- **RECORDS FOR THE TASK**:

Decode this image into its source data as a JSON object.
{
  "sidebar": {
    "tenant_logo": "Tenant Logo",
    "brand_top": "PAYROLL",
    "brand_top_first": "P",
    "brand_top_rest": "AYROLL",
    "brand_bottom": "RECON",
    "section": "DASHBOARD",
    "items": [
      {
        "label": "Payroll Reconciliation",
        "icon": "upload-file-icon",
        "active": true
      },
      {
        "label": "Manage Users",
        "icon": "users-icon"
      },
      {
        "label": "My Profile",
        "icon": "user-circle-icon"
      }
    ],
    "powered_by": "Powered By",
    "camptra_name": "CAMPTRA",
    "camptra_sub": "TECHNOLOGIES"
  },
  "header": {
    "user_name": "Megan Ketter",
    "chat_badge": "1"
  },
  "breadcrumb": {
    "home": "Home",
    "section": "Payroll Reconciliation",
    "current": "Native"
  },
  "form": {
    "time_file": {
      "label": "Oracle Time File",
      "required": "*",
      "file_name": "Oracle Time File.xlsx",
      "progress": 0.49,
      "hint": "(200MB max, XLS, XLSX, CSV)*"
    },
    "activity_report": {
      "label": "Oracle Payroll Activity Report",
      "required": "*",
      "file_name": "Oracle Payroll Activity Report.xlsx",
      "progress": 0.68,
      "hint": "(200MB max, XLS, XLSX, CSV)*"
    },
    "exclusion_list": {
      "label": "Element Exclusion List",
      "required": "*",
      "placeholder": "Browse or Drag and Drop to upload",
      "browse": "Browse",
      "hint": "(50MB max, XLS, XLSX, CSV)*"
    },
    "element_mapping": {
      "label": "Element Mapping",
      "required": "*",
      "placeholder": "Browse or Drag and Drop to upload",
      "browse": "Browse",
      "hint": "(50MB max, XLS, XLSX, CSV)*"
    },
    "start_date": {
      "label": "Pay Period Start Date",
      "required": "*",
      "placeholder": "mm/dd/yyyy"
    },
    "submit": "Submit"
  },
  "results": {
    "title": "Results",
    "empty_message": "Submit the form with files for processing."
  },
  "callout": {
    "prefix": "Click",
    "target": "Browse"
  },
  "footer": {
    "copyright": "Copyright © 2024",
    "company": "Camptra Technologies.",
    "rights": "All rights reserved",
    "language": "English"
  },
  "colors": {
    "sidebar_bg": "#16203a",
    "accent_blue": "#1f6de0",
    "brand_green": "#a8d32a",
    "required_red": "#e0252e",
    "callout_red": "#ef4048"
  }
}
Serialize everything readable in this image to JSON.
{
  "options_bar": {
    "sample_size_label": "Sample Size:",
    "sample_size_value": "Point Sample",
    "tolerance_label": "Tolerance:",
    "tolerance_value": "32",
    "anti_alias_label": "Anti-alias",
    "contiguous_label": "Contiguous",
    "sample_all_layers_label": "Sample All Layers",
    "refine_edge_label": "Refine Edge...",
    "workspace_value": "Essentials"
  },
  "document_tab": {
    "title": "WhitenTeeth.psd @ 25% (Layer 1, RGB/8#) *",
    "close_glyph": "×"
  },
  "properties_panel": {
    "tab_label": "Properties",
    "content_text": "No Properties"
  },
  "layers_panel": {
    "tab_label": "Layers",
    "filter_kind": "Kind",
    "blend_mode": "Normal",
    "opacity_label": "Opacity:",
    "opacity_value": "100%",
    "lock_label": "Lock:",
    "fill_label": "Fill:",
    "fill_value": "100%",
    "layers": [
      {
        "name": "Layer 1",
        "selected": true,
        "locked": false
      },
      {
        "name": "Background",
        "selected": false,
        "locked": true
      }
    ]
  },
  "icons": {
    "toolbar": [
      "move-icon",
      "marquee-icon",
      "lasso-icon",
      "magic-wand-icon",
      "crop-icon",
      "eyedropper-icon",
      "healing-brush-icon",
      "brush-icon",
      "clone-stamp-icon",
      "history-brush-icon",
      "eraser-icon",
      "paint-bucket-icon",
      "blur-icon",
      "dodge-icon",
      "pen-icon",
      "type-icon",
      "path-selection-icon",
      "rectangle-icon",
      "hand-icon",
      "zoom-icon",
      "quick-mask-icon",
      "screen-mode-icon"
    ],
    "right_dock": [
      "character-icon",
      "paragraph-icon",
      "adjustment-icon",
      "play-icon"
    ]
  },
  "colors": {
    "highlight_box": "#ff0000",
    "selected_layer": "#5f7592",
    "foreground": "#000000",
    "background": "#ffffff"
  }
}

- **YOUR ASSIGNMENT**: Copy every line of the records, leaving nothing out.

- **SOLUTION TO THE PROBLEM**:
Decode this image into its source data as a JSON object.
{
  "sidebar": {
    "tenant_logo": "Tenant Logo",
    "brand_top": "PAYROLL",
    "brand_top_first": "P",
    "brand_top_rest": "AYROLL",
    "brand_bottom": "RECON",
    "section": "DASHBOARD",
    "items": [
      {
        "label": "Payroll Reconciliation",
        "icon": "upload-file-icon",
        "active": true
      },
      {
        "label": "Manage Users",
        "icon": "users-icon"
      },
      {
        "label": "My Profile",
        "icon": "user-circle-icon"
      }
    ],
    "powered_by": "Powered By",
    "camptra_name": "CAMPTRA",
    "camptra_sub": "TECHNOLOGIES"
  },
  "header": {
    "user_name": "Megan Ketter",
    "chat_badge": "1"
  },
  "breadcrumb": {
    "home": "Home",
    "section": "Payroll Reconciliation",
    "current": "Native"
  },
  "form": {
    "time_file": {
      "label": "Oracle Time File",
      "required": "*",
      "file_name": "Oracle Time File.xlsx",
      "progress": 0.49,
      "hint": "(200MB max, XLS, XLSX, CSV)*"
    },
    "activity_report": {
      "label": "Oracle Payroll Activity Report",
      "required": "*",
      "file_name": "Oracle Payroll Activity Report.xlsx",
      "progress": 0.68,
      "hint": "(200MB max, XLS, XLSX, CSV)*"
    },
    "exclusion_list": {
      "label": "Element Exclusion List",
      "required": "*",
      "placeholder": "Browse or Drag and Drop to upload",
      "browse": "Browse",
      "hint": "(50MB max, XLS, XLSX, CSV)*"
    },
    "element_mapping": {
      "label": "Element Mapping",
      "required": "*",
      "placeholder": "Browse or Drag and Drop to upload",
      "browse": "Browse",
      "hint": "(50MB max, XLS, XLSX, CSV)*"
    },
    "start_date": {
      "label": "Pay Period Start Date",
      "required": "*",
      "placeholder": "mm/dd/yyyy"
    },
    "submit": "Submit"
  },
  "results": {
    "title": "Results",
    "empty_message": "Submit the form with files for processing."
  },
  "callout": {
    "prefix": "Click",
    "target": "Browse"
  },
  "footer": {
    "copyright": "Copyright © 2024",
    "company": "Camptra Technologies.",
    "rights": "All rights reserved",
    "language": "English"
  },
  "colors": {
    "sidebar_bg": "#16203a",
    "accent_blue": "#1f6de0",
    "brand_green": "#a8d32a",
    "required_red": "#e0252e",
    "callout_red": "#ef4048"
  }
}
Serialize everything readable in this image to JSON.
{
  "options_bar": {
    "sample_size_label": "Sample Size:",
    "sample_size_value": "Point Sample",
    "tolerance_label": "Tolerance:",
    "tolerance_value": "32",
    "anti_alias_label": "Anti-alias",
    "contiguous_label": "Contiguous",
    "sample_all_layers_label": "Sample All Layers",
    "refine_edge_label": "Refine Edge...",
    "workspace_value": "Essentials"
  },
  "document_tab": {
    "title": "WhitenTeeth.psd @ 25% (Layer 1, RGB/8#) *",
    "close_glyph": "×"
  },
  "properties_panel": {
    "tab_label": "Properties",
    "content_text": "No Properties"
  },
  "layers_panel": {
    "tab_label": "Layers",
    "filter_kind": "Kind",
    "blend_mode": "Normal",
    "opacity_label": "Opacity:",
    "opacity_value": "100%",
    "lock_label": "Lock:",
    "fill_label": "Fill:",
    "fill_value": "100%",
    "layers": [
      {
        "name": "Layer 1",
        "selected": true,
        "locked": false
      },
      {
        "name": "Background",
        "selected": false,
        "locked": true
      }
    ]
  },
  "icons": {
    "toolbar": [
      "move-icon",
      "marquee-icon",
      "lasso-icon",
      "magic-wand-icon",
      "crop-icon",
      "eyedropper-icon",
      "healing-brush-icon",
      "brush-icon",
      "clone-stamp-icon",
      "history-brush-icon",
      "eraser-icon",
      "paint-bucket-icon",
      "blur-icon",
      "dodge-icon",
      "pen-icon",
      "type-icon",
      "path-selection-icon",
      "rectangle-icon",
      "hand-icon",
      "zoom-icon",
      "quick-mask-icon",
      "screen-mode-icon"
    ],
    "right_dock": [
      "character-icon",
      "paragraph-icon",
      "adjustment-icon",
      "play-icon"
    ]
  },
  "colors": {
    "highlight_box": "#ff0000",
    "selected_layer": "#5f7592",
    "foreground": "#000000",
    "background": "#ffffff"
  }
}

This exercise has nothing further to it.